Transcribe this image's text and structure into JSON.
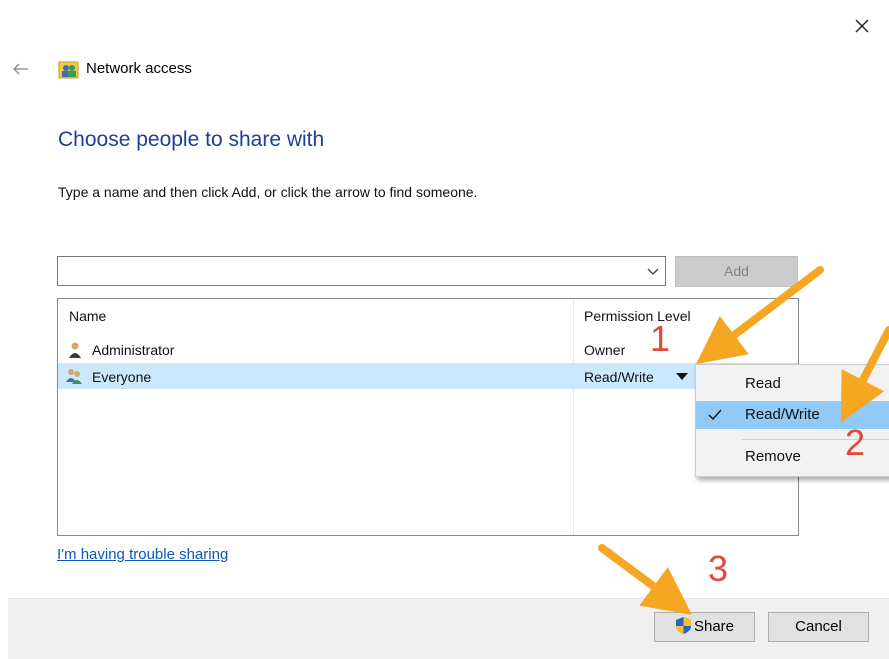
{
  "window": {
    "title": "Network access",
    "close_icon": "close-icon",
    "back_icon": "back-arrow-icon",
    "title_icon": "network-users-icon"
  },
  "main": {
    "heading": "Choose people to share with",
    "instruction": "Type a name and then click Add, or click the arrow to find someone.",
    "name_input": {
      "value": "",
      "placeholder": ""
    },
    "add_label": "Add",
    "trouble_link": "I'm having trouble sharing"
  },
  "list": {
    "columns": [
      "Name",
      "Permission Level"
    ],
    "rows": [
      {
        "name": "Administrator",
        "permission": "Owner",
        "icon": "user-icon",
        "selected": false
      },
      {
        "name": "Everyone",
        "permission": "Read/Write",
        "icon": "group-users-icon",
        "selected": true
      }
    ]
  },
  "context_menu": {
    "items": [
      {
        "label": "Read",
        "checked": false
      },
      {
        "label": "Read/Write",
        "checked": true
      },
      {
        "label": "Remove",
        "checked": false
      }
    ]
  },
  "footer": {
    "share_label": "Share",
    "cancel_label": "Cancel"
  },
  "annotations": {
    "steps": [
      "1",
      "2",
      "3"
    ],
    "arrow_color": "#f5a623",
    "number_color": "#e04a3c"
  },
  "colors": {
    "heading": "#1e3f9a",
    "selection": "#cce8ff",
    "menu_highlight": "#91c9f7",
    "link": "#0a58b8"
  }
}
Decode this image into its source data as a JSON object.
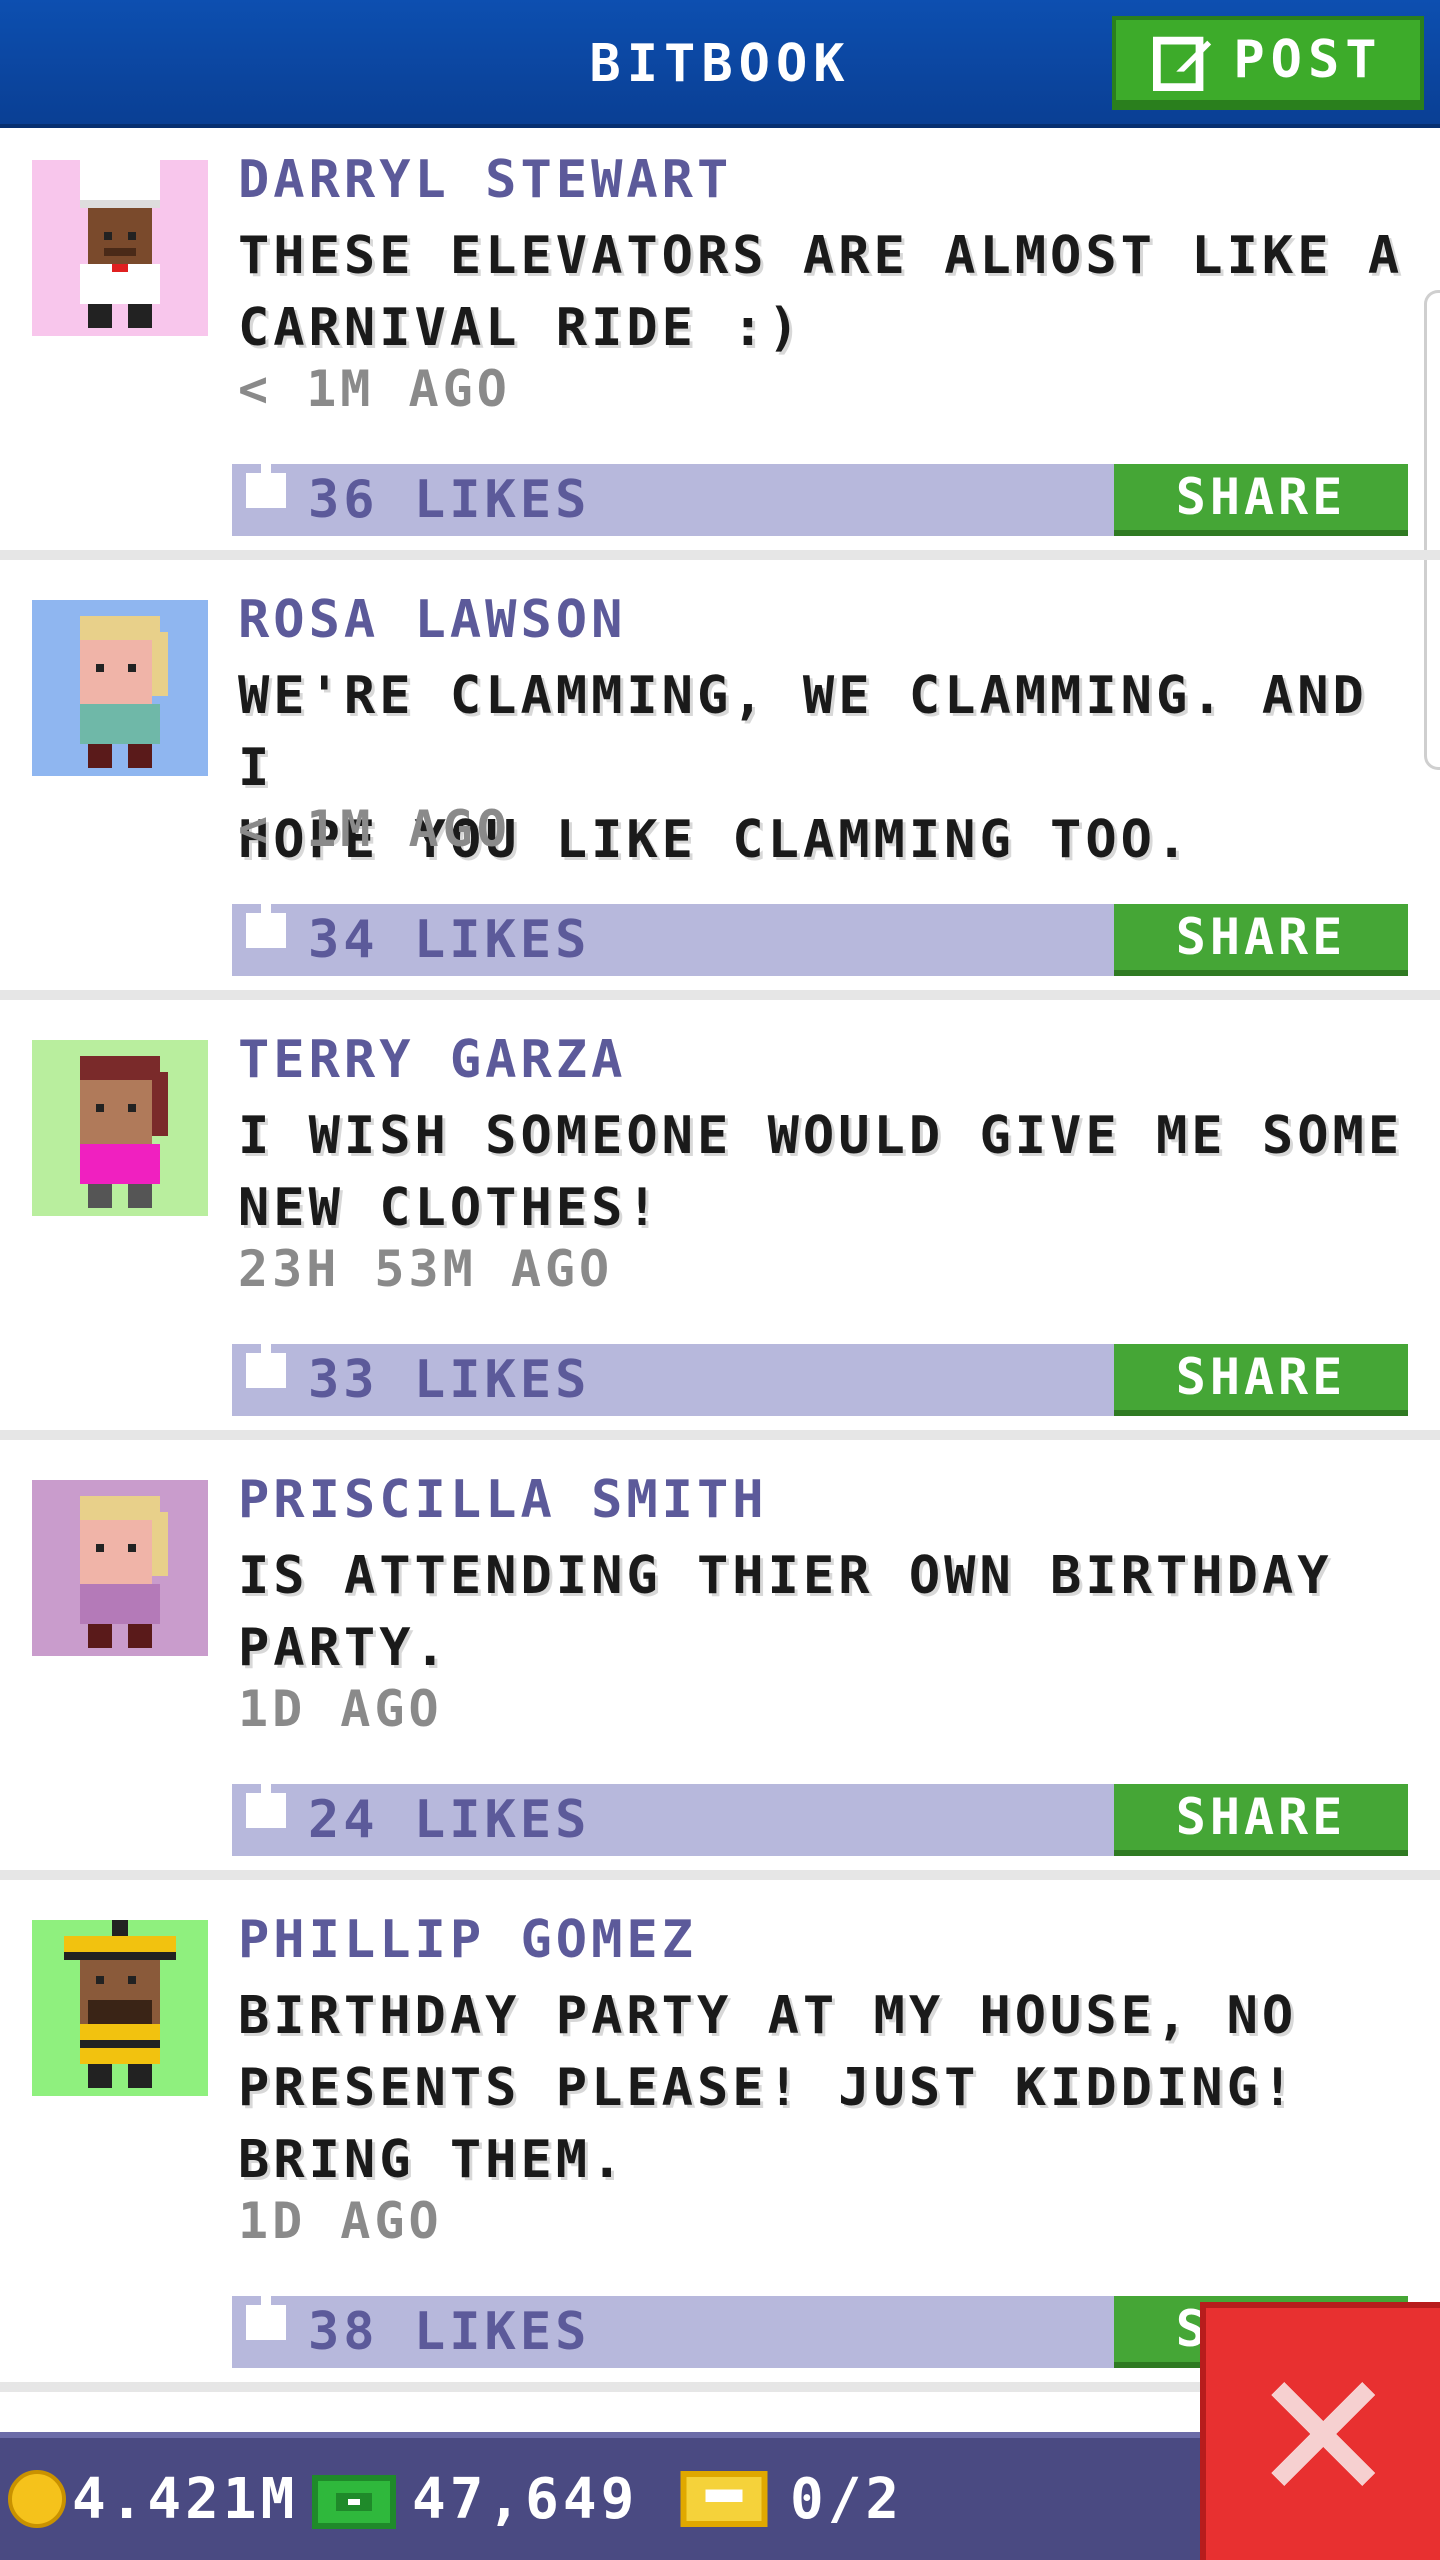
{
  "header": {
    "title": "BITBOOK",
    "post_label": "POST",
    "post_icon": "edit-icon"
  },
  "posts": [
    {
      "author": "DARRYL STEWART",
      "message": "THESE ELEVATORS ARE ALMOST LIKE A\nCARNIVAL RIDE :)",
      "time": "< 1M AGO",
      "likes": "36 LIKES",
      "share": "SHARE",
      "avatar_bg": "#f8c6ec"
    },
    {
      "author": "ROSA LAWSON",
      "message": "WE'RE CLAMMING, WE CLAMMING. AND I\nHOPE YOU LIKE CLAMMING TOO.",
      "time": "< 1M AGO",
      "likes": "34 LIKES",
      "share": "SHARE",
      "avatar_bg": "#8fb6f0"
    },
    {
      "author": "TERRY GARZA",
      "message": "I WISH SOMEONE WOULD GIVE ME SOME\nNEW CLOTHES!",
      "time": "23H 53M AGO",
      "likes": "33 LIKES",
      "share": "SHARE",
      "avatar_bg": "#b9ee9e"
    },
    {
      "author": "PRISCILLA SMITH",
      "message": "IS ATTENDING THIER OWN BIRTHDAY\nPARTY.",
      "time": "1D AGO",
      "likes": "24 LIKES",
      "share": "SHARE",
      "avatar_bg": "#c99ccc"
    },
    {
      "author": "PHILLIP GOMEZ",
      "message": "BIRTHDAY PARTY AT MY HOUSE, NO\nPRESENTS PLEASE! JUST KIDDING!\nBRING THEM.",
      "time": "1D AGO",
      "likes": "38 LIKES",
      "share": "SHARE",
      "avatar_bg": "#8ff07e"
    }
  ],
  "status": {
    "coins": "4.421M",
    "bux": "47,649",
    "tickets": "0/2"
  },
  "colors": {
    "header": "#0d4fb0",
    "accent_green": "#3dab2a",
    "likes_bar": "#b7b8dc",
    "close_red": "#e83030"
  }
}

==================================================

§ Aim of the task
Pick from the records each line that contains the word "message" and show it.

§ Output for this task
      "message": "THESE ELEVATORS ARE ALMOST LIKE A\nCARNIVAL RIDE :)",
      "message": "WE'RE CLAMMING, WE CLAMMING. AND I\nHOPE YOU LIKE CLAMMING TOO.",
      "message": "I WISH SOMEONE WOULD GIVE ME SOME\nNEW CLOTHES!",
      "message": "IS ATTENDING THIER OWN BIRTHDAY\nPARTY.",
      "message": "BIRTHDAY PARTY AT MY HOUSE, NO\nPRESENTS PLEASE! JUST KIDDING!\nBRING THEM.",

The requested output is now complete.